    1. Thank you very much, Frank! I’m shall blog my apology and now that you’ve re-directed me I’ve just made my 1st backing to Kickstarter – I loved it!

    2. Seedrs and Kickstarter are very different platforms, indeed. Kickstarter allows people to donate to fun, creative projects they think are worthwhile. While Seedrs allows people to invest in startups in exchange for equity in the businesses they choose to invest in.

      In the interest of full disclosure, I work for Seedrs and am more than happy to have a chat about your experience and talk through some of our thinking about startup investing.

      But, you were right to sleep on it – investment is serious and startup investing is a high risk asset class. Don’t invest anywhere unless you’re certain it’s the right decision for you.

      Best of luck and do let me know if I can be of any further help.

      1. Thank you so much. Yes, as you were leaving your comment, I was trying to right my wrong with this morning’s post. I do remain unsure about how to proceed with Seedrs and would find a chat invaluable in working out how to proceed. Could I email you/call you with some of my questions? thanks!

      2. Absolutely!

        My contact info is below – so please feel free to get in touch however you prefer. Or, pass along your info if that works best.

        Speak soon! Alysia

        *Alysia Wanczyk *

        Marketing Director, Seedrs Limited Alysia.Wanczyk@Seedrs.com Tel. +44 (0)20 8638 0653 Twitter: @justmeleesh LinkedIn: http://uk.linkedin.com/in/alysiawanczyk

        *Seedrs Limited is authorised and regulated by the Financial Services Authority.*

        Seedrs Limited is a limited company, registered in England and Wales (No. 06848016), with registered office at 2 Chapel Place, Rivington Street, London EC2A 3DQ. This message and any attachments are confidential, and may be protected by legal privilege.

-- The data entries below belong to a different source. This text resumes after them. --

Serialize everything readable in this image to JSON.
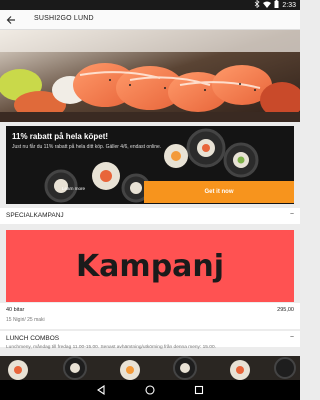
{
  "status_bar": {
    "time": "2:33",
    "icons": [
      "bluetooth-icon",
      "wifi-icon",
      "battery-icon"
    ]
  },
  "app_bar": {
    "title": "SUSHI2GO LUND",
    "back_icon": "back-arrow-icon"
  },
  "promo": {
    "title": "11% rabatt på hela köpet!",
    "text": "Just nu får du 11% rabatt på hela ditt köp. Gäller 4/6, endast online.",
    "learn_more": "Learn more",
    "cta": "Get it now",
    "cta_color": "#f7941d"
  },
  "sections": {
    "special": {
      "label": "SPECIALKAMPANJ",
      "toggle": "−"
    },
    "lunch": {
      "label": "LUNCH COMBOS",
      "toggle": "−",
      "description": "Lunchmeny, måndag till fredag 11.00-15.00. Senast avhämtning/utkörning från denna meny: 15.00."
    }
  },
  "campaign": {
    "text": "Kampanj",
    "background": "#ff5252"
  },
  "products": [
    {
      "name": "40 bitar",
      "price": "295,00",
      "description": "15 Nigiri/ 25 maki"
    }
  ],
  "nav_bar": {
    "icons": [
      "back-icon",
      "home-icon",
      "recents-icon"
    ]
  }
}
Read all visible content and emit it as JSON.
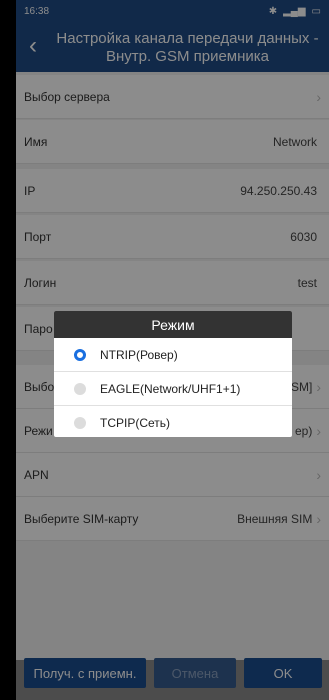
{
  "status": {
    "time": "16:38"
  },
  "header": {
    "back": "‹",
    "title": "Настройка канала передачи данных - Внутр. GSM приемника"
  },
  "rows": [
    {
      "label": "Выбор сервера",
      "value": ""
    },
    {
      "label": "Имя",
      "value": "Network"
    },
    {
      "label": "IP",
      "value": "94.250.250.43"
    },
    {
      "label": "Порт",
      "value": "6030"
    },
    {
      "label": "Логин",
      "value": "test"
    },
    {
      "label": "Паро",
      "value": ""
    },
    {
      "label": "Выбо",
      "value": "SM]"
    },
    {
      "label": "Режи",
      "value": "ер)"
    },
    {
      "label": "APN",
      "value": ""
    },
    {
      "label": "Выберите SIM-карту",
      "value": "Внешняя SIM"
    }
  ],
  "dialog": {
    "title": "Режим",
    "options": [
      {
        "label": "NTRIP(Ровер)",
        "selected": true
      },
      {
        "label": "EAGLE(Network/UHF1+1)",
        "selected": false
      },
      {
        "label": "TCPIP(Сеть)",
        "selected": false
      }
    ]
  },
  "buttons": {
    "receive": "Получ. с приемн.",
    "cancel": "Отмена",
    "ok": "OK"
  }
}
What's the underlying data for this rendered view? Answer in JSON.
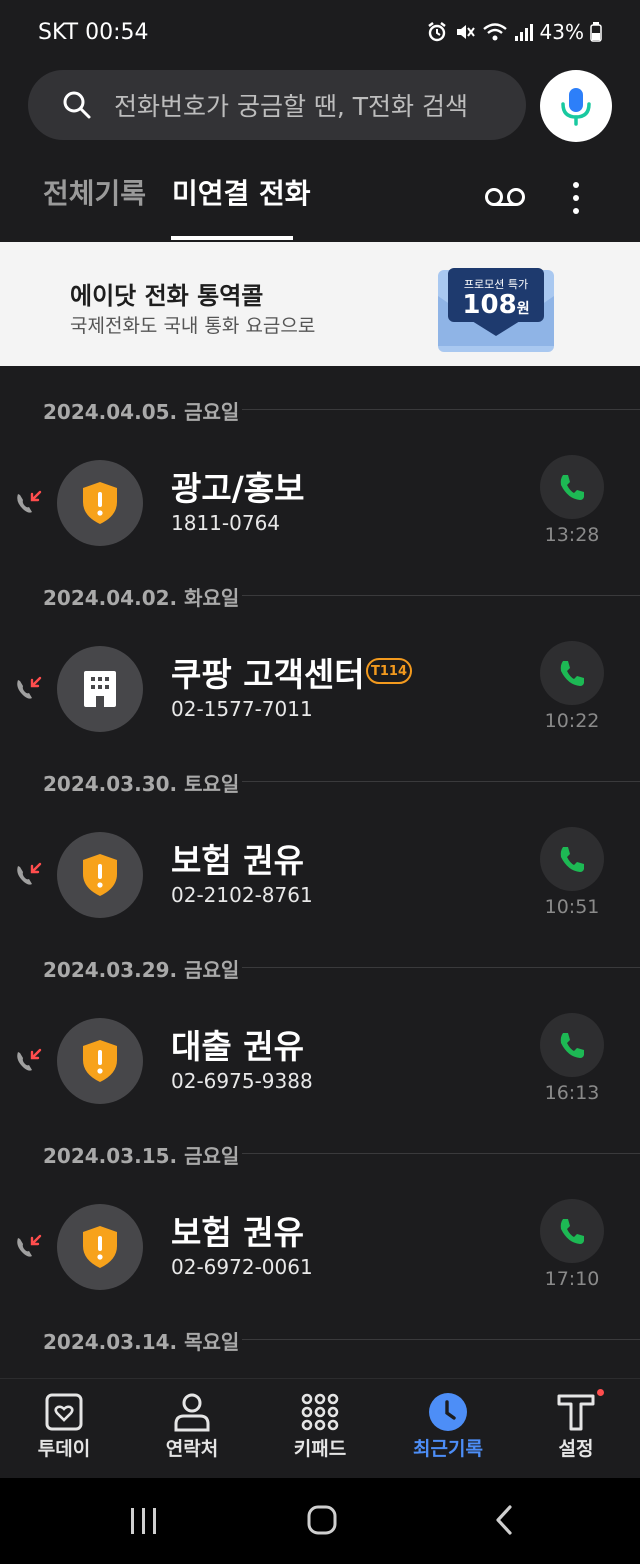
{
  "status_bar": {
    "carrier": "SKT",
    "time": "00:54",
    "battery": "43%"
  },
  "search": {
    "placeholder": "전화번호가 궁금할 땐, T전화 검색"
  },
  "tabs": [
    {
      "label": "전체기록",
      "active": false
    },
    {
      "label": "미연결 전화",
      "active": true
    }
  ],
  "banner": {
    "title": "에이닷 전화 통역콜",
    "subtitle": "국제전화도 국내 통화 요금으로",
    "graphic_label": "프로모션 특가",
    "graphic_price": "108",
    "graphic_unit": "원"
  },
  "groups": [
    {
      "date": "2024.04.05. 금요일",
      "name": "광고/홍보",
      "number": "1811-0764",
      "time": "13:28",
      "icon": "warning-shield-icon"
    },
    {
      "date": "2024.04.02. 화요일",
      "name": "쿠팡 고객센터",
      "badge": "T114",
      "number": "02-1577-7011",
      "time": "10:22",
      "icon": "building-icon"
    },
    {
      "date": "2024.03.30. 토요일",
      "name": "보험 권유",
      "number": "02-2102-8761",
      "time": "10:51",
      "icon": "warning-shield-icon"
    },
    {
      "date": "2024.03.29. 금요일",
      "name": "대출 권유",
      "number": "02-6975-9388",
      "time": "16:13",
      "icon": "warning-shield-icon"
    },
    {
      "date": "2024.03.15. 금요일",
      "name": "보험 권유",
      "number": "02-6972-0061",
      "time": "17:10",
      "icon": "warning-shield-icon"
    },
    {
      "date": "2024.03.14. 목요일"
    }
  ],
  "bottom_nav": [
    {
      "label": "투데이",
      "icon": "today-icon",
      "active": false
    },
    {
      "label": "연락처",
      "icon": "contacts-icon",
      "active": false
    },
    {
      "label": "키패드",
      "icon": "keypad-icon",
      "active": false
    },
    {
      "label": "최근기록",
      "icon": "recent-clock-icon",
      "active": true
    },
    {
      "label": "설정",
      "icon": "t-settings-icon",
      "active": false
    }
  ],
  "colors": {
    "accent_blue": "#4d8ef7",
    "call_green": "#1db954",
    "warning_orange": "#f39a1e",
    "missed_red": "#ff4d4d"
  }
}
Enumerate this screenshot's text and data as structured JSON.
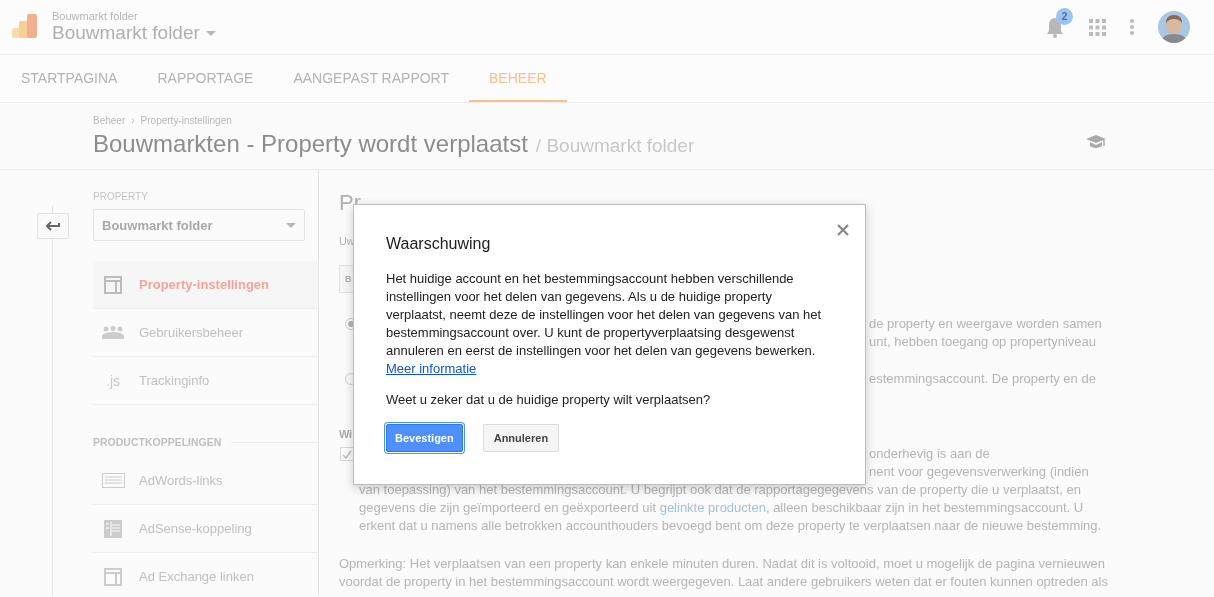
{
  "header": {
    "account": "Bouwmarkt folder",
    "property": "Bouwmarkt folder",
    "notification_count": "2"
  },
  "tabs": [
    {
      "label": "STARTPAGINA",
      "selected": false
    },
    {
      "label": "RAPPORTAGE",
      "selected": false
    },
    {
      "label": "AANGEPAST RAPPORT",
      "selected": false
    },
    {
      "label": "BEHEER",
      "selected": true
    }
  ],
  "breadcrumb": {
    "items": [
      "Beheer",
      "Property-instellingen"
    ],
    "separator": "›"
  },
  "page_title": "Bouwmarkten - Property wordt verplaatst",
  "page_subtitle": "/ Bouwmarkt folder",
  "sidebar": {
    "section_label": "PROPERTY",
    "property_select": "Bouwmarkt folder",
    "items": [
      {
        "label": "Property-instellingen",
        "selected": true
      },
      {
        "label": "Gebruikersbeheer",
        "selected": false
      },
      {
        "label": "Trackinginfo",
        "selected": false,
        "icon_text": ".js"
      }
    ],
    "product_section": "PRODUCTKOPPELINGEN",
    "product_items": [
      {
        "label": "AdWords-links",
        "selected": false
      },
      {
        "label": "AdSense-koppeling",
        "selected": false
      },
      {
        "label": "Ad Exchange linken",
        "selected": false
      }
    ]
  },
  "main": {
    "title": "Pr",
    "intro": "Uw",
    "button": "B",
    "options": [
      {
        "selected": true,
        "lines": [
          "de property en weergave worden samen",
          "unt, hebben toegang op propertyniveau"
        ]
      },
      {
        "selected": false,
        "lines": [
          "estemmingsaccount. De property en de"
        ]
      }
    ],
    "agreement_heading": "Wi",
    "agreement": {
      "checked": true,
      "lines": [
        "onderhevig is aan de",
        "nent voor gegevensverwerking (indien"
      ],
      "before": "van toepassing) van het bestemmingsaccount. U begrijpt ook dat de rapportagegegevens van de property die u verplaatst, en gegevens die zijn geïmporteerd en geëxporteerd uit",
      "link": "gelinkte producten",
      "after": ", alleen beschikbaar zijn in het bestemmingsaccount. U erkent dat u namens alle betrokken accounthouders bevoegd bent om deze property te verplaatsen naar de nieuwe bestemming."
    },
    "note": "Opmerking: Het verplaatsen van een property kan enkele minuten duren. Nadat dit is voltooid, moet u mogelijk de pagina vernieuwen voordat de property in het bestemmingsaccount wordt weergegeven. Laat andere gebruikers weten dat er fouten kunnen optreden als"
  },
  "dialog": {
    "title": "Waarschuwing",
    "body": "Het huidige account en het bestemmingsaccount hebben verschillende instellingen voor het delen van gegevens. Als u de huidige property verplaatst, neemt deze de instellingen voor het delen van gegevens van het bestemmingsaccount over. U kunt de propertyverplaatsing desgewenst annuleren en eerst de instellingen voor het delen van gegevens bewerken.",
    "link": "Meer informatie",
    "question": "Weet u zeker dat u de huidige property wilt verplaatsen?",
    "buttons": [
      {
        "label": "Bevestigen",
        "kind": "primary"
      },
      {
        "label": "Annuleren",
        "kind": "secondary"
      }
    ]
  }
}
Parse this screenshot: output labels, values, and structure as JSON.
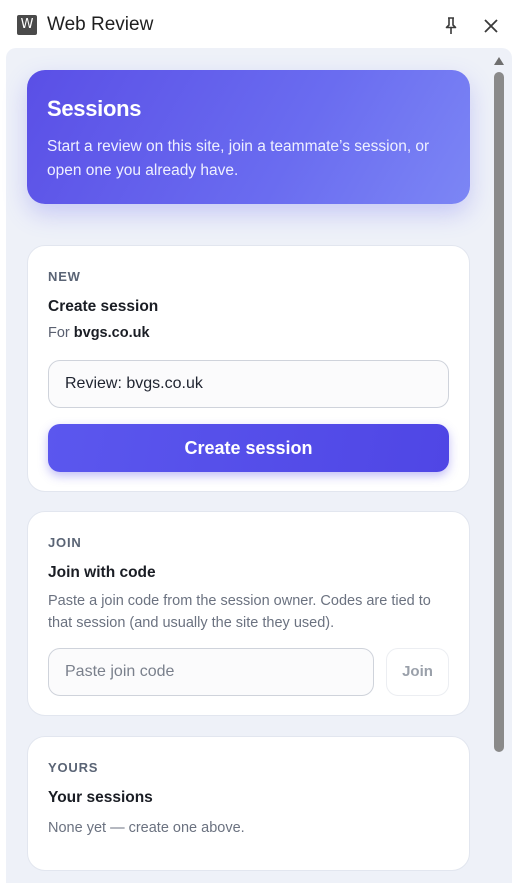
{
  "window": {
    "app_icon_letter": "W",
    "title": "Web Review",
    "pin_icon": "pin-icon",
    "close_icon": "close-icon"
  },
  "hero": {
    "title": "Sessions",
    "subtitle": "Start a review on this site, join a teammate’s session, or open one you already have."
  },
  "new_card": {
    "label": "NEW",
    "heading": "Create session",
    "for_prefix": "For",
    "site": "bvgs.co.uk",
    "name_value": "Review: bvgs.co.uk",
    "button_label": "Create session"
  },
  "join_card": {
    "label": "JOIN",
    "heading": "Join with code",
    "description": "Paste a join code from the session owner. Codes are tied to that session (and usually the site they used).",
    "code_placeholder": "Paste join code",
    "button_label": "Join"
  },
  "yours_card": {
    "label": "YOURS",
    "heading": "Your sessions",
    "empty_text": "None yet — create one above."
  },
  "colors": {
    "accent": "#4f46e5",
    "hero_gradient_start": "#5a4fe6",
    "hero_gradient_end": "#7c86f5",
    "panel_bg": "#eef1f8"
  }
}
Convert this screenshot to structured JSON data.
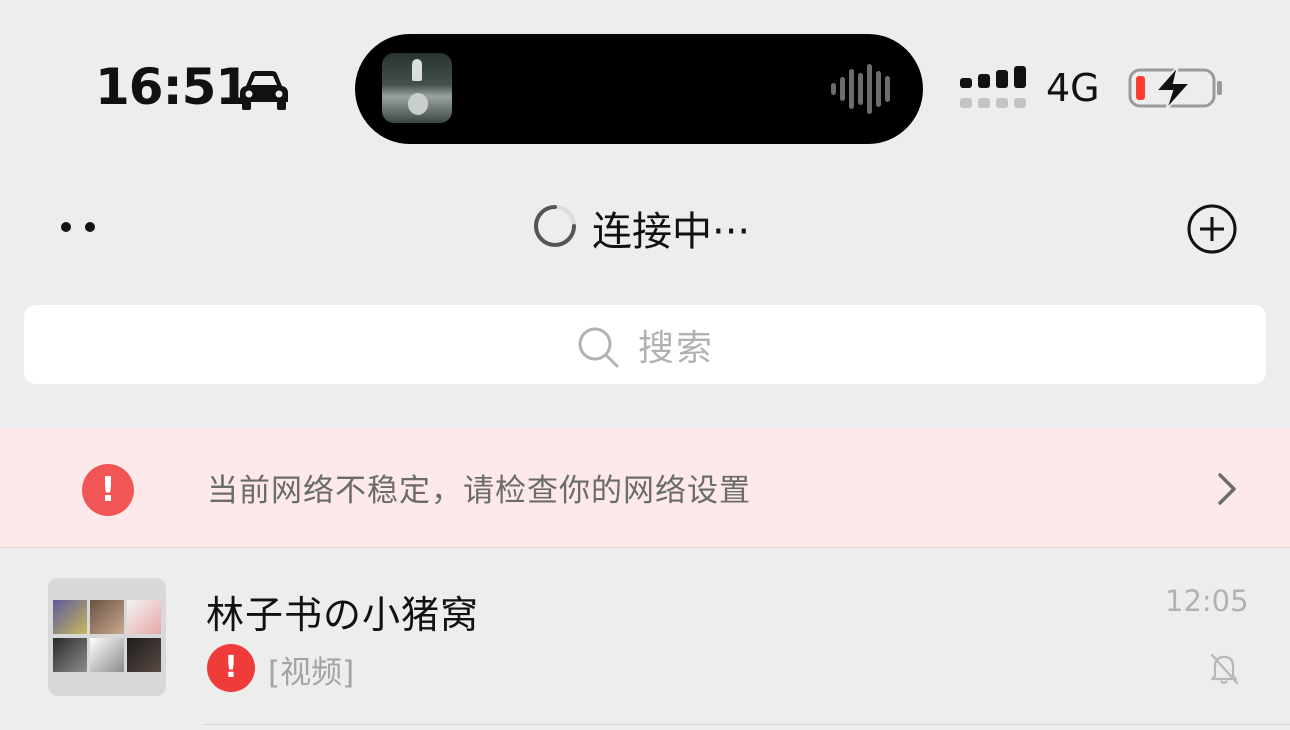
{
  "status_bar": {
    "time": "16:51",
    "network": "4G",
    "icons": [
      "car-icon",
      "signal-icon",
      "battery-charging-icon"
    ],
    "battery_color": "#ff3b30"
  },
  "nav": {
    "title": "连接中···",
    "icons": [
      "more-icon",
      "loading-spinner-icon",
      "add-icon"
    ]
  },
  "search": {
    "placeholder": "搜索"
  },
  "alert": {
    "message": "当前网络不稳定，请检查你的网络设置",
    "icon_symbol": "!",
    "color": "#f25555"
  },
  "chats": [
    {
      "name": "林子书の小猪窝",
      "time": "12:05",
      "preview": "[视频]",
      "status_symbol": "!",
      "muted": true
    }
  ]
}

If this has been sent to you in error please contact the sender as soon as possible.

        Seedrs does not provide legal, financial or tax advice of any kind, and nothing in this e-mail constitutes such advice. If you have any questions with respect to legal, financial or tax matters relevant to your interactions with Seedrs, you should consult a professional adviser.

      3. Brilliant, thanks. The day job oppresses for a few days, but let me put down my main questions and circle back. Again, thanks!

    1. Ah, the call to solve the very problem you find in the world — a very wise suggestion! Though another follower who commented as well has pointed out to me that Kickstarter and Seedrs are NOT the same and I’ve just checked out Kickstarter which I loved! I need now to blog my retraction/apology. Thanks for commenting

Leave a Reply

Fill in your details below or click an icon to log in:

WordPress.com Logo

You are commenting using your WordPress.com account. Log Out / Change )

Twitter picture

You are commenting using your Twitter account. Log Out / Change )

Facebook photo

You are commenting using your Facebook account. Log Out / Change )

Google+ photo

You are commenting using your Google+ account. Log Out / Change )

Connecting to %s